The two stories I’ll be linking to in this post have something in common: the attempt to use “markets” to solve big problems. First, PBS Wide Angle profiles the Ethiopian economist Eleni Gabre-Madhin, who recently returned, after a long stint with the World Bank, to her home country to start a commodities exchange. The exchange’s principal focus is to trade grain – sesame, the all-important teff, maize and the like – in an efficient, transparent way. Whether such an idea will work is another question – and the documentary portrays well the immense challenges she faces.
What fascinated me most was that Eleni, in the years she was conducting academic research, tried her best to “follow the trail of grain”. That meant literally starting with the small farmer with the two acre plot who produces the crop, then moving to warehouses, the middlemen and traders, and finally to the actual markets. The lack of information along this chain and the fluctuations of supply and demand can cause wild price variations, which cripples small farmers. One such farmer in the documentary – a quiet, dignified man with a small plot that is in risk of failing this season because of drought – asks poignantly (I am paraphrasing here):
“Why is there variation in prices? Is there not a standard stable way of doing things? If there is a solution, I would like to know about it.”
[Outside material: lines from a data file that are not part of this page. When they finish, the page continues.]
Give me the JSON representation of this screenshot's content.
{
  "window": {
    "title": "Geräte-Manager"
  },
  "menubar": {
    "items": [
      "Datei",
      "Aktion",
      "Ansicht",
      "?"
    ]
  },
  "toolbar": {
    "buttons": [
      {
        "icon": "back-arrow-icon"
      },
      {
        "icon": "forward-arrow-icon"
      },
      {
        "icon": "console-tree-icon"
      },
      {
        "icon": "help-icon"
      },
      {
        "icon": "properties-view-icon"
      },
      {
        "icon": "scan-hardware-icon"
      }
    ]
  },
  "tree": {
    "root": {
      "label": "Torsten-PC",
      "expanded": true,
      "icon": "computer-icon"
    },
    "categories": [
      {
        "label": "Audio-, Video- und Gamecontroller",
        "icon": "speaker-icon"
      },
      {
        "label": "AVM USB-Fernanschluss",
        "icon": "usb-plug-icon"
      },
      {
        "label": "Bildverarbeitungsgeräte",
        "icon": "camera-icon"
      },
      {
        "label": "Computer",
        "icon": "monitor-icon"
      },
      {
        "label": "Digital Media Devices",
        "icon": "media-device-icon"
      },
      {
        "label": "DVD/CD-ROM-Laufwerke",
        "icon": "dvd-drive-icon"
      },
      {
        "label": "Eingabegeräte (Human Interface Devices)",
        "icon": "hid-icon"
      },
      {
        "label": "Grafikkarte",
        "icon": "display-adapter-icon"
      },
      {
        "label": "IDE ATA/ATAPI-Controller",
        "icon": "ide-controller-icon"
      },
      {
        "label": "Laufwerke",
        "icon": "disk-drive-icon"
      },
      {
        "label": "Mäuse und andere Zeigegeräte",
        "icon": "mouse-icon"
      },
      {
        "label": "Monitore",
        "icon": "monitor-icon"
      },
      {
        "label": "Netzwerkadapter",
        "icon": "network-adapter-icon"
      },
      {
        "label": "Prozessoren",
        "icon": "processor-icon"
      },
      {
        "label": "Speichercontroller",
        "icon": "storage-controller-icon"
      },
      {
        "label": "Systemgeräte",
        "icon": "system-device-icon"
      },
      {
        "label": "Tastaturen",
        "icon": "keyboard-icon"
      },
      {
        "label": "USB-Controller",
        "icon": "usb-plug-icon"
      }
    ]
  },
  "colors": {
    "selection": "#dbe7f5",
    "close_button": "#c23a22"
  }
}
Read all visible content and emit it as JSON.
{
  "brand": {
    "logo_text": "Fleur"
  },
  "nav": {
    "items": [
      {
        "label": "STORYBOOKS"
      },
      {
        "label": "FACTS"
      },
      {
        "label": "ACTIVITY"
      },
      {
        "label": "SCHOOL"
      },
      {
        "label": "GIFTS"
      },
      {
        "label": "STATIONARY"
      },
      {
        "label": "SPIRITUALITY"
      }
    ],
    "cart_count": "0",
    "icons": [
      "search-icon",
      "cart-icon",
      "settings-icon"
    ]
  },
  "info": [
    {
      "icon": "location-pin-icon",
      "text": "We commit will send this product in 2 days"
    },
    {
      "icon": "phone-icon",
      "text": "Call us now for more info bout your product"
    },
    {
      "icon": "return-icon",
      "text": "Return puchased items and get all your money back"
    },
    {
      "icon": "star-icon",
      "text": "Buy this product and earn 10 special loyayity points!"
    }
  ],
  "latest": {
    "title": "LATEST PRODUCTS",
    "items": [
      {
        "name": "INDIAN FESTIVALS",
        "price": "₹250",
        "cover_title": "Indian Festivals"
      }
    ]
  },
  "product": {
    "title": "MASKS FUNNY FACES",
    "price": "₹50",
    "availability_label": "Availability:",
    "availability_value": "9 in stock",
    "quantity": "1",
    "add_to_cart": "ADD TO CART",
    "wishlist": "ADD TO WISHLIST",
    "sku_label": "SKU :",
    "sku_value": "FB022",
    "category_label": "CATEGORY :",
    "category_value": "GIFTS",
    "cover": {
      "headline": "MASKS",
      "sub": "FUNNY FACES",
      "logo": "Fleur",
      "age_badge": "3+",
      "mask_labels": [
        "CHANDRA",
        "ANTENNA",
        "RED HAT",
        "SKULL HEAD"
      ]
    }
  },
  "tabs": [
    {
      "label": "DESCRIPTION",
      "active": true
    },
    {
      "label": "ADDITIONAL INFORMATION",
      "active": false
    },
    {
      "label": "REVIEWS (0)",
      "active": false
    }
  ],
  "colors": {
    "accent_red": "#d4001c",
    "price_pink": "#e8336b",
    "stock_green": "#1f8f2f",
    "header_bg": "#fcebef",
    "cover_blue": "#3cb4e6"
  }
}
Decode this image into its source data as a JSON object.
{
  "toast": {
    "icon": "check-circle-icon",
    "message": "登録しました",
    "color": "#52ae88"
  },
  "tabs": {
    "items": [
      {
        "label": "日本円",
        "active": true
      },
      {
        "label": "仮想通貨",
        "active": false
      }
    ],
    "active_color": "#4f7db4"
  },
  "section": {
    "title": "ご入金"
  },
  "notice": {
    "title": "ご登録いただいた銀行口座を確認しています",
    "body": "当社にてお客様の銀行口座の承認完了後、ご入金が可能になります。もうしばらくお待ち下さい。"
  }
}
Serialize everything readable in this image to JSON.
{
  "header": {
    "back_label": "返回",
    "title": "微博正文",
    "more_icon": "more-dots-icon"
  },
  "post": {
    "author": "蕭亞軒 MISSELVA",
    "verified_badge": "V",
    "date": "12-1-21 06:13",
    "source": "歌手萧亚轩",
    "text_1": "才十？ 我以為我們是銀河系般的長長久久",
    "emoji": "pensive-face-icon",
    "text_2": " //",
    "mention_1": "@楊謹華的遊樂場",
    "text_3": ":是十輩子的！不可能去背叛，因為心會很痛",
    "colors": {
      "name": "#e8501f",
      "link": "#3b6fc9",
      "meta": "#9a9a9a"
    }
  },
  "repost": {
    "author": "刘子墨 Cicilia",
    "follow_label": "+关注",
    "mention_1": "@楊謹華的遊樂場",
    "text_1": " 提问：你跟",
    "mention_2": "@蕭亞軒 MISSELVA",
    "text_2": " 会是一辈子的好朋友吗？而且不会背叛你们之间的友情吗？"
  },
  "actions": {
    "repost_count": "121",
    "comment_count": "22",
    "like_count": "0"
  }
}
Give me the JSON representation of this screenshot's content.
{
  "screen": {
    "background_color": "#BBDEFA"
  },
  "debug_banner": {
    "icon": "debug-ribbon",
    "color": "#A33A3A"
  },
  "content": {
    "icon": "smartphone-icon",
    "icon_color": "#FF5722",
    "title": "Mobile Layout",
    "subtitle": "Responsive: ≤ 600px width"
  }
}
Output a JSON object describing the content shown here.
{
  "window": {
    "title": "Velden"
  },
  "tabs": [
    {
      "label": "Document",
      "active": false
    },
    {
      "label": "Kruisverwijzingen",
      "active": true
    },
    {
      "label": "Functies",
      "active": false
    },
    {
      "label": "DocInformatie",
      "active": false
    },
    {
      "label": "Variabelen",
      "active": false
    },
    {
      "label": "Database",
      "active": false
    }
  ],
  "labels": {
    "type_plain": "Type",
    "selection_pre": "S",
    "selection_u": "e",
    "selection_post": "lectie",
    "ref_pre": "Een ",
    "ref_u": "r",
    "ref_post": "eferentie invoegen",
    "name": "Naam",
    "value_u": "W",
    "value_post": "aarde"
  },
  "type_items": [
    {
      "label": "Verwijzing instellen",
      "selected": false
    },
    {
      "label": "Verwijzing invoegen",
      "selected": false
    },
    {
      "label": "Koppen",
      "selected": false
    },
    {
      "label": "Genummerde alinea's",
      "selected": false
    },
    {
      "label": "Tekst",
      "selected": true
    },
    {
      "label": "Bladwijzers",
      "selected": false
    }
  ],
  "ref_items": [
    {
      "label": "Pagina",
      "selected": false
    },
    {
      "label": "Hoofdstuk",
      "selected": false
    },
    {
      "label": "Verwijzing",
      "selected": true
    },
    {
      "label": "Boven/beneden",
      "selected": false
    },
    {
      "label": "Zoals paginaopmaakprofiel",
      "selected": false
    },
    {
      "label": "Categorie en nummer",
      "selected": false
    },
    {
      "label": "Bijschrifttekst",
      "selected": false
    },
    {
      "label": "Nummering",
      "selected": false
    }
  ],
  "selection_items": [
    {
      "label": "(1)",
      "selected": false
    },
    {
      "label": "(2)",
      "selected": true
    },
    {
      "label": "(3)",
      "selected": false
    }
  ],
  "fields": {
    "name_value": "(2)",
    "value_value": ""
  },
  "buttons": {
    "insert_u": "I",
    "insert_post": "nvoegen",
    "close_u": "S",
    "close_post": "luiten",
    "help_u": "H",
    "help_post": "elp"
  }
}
The bigger context is Ethiopia’s famines: Eleni claims that it is the ideal of elimination of hunger that inspires her. In 1984, the year when famine took a terrible toll in one part of Ethiopia, a surplus existed in the southwestern part. If Eleni is successful -- and that's a big "if" -- her commodities exchange will become the standard way to trade grain throughout Ethiopia; it will ensure the quick transmission of price and quantity information, provide a regulated environment in which the shortages and surpluses cancel out, thus averting the possibility of famines.
An inversion of the shortages-canceling-surpluses concept recurs in another commodities exchange. And this is an unusual one: the carbon market. Here surpluses are excesses in greenhouse gas emissions (and hence a bad thing); the shortages are efforts or the promise of reduced emissions (hence good). The UN regulated market under which this system operates is called cap and trade, a result of the Kyoto Protocol of 1997. The EU and other developed countries – except the United States – are now part of it. In the US, cap and trade legislation is still under debate.
Trading in carbon is big business now: it’s the fastest growing commodity exchange market, already worth 150 billion dollars. The idea is simple: Companies whose emissions exceed a predetermined limit or cap can offset their excesses by purchasing carbon credits from other companies that are below the limit. Or, they can do it by investing in wind farms or biofuels or similar efforts which hold the promise of reducing emissions. These credits or carbon offsets, many of which are from the developing world – the developing world sees an economic opportunity in the rich world’s emissions – are often bundled together and sold in exchanges. This is fueling a "carbon boom" – which, of course, will end suddenly sometime, because it’s hard to measure what is being sold: measurement varies across the world, and the actual impact on emissions cannot be determined with any certainty.
You would think one clear-cut way of earning carbon credits is to avoid deforestation. Preserve a forested region full of trees that store carbon and you gain as many credits as the carbon estimated to be stored in the trees. Each tree has a price in other words (journalist Mark Schapiro is shown a tree that is worth a dollar because it contains an estimated hundred kilograms of carbon). With this in mind, General Motors, American Electric Power and Chevron chose to preserve huge tracts of relatively pristine land in the Cachoeira reserve in the Brazilian state of Paraná. They brokered a deal through Nature Conservancy and the local SVPS (Society for Wildlife Research and Environmental Education). Though the US is not part of the cap and trade system, these corporations presumably estimated that they would eventually earn from these credits, in addition to boosting their reputations as champions of preservation.
Avoiding deforestation, however, does not have a clear cut case for reducing emissions -- indeed the UN has disallowed this option. There’s the chance that the deforestation simply shifts to unprotected areas, creating no overall emissions reduction. And more fundamentally, as Mark Shapiro reports in an essay in Mother Jones,
"when companies create reserves on already forested lands, their contribution to the fight against climate change is limited: "Do they get the credit for simply enhancing what was there already?" José Miguez, one of Brazil's top climate officials, told me that during the Kyoto talks his government opposed using its forests to enable northern industries to pollute more. "The forest is there," he said. "You can't guarantee it will absorb extra carbon. The General Motors plan gives a false image to the public in the United States. For us, they are pretending to combat climate change."In the short yet revealing PBS Frontline World documentary, Brazil: The Money Tree, Shapiro reveals a deeper problem: what of the people who have been living in these forests and using its products? The commodification of trees by big corporations in the name of preservation has resulted in the use of coercive techniques – arrests and even armed patrols – to keep people, whose livelihood depends on the products they obtain from the preserved lands, off limits. This even in cases where the activities are not destructive to the forest’s existence.
Bring money into the picture and all sorts of conundrums pop up – even when the price tag is on something seemingly as innocuous as keeping a tree standing.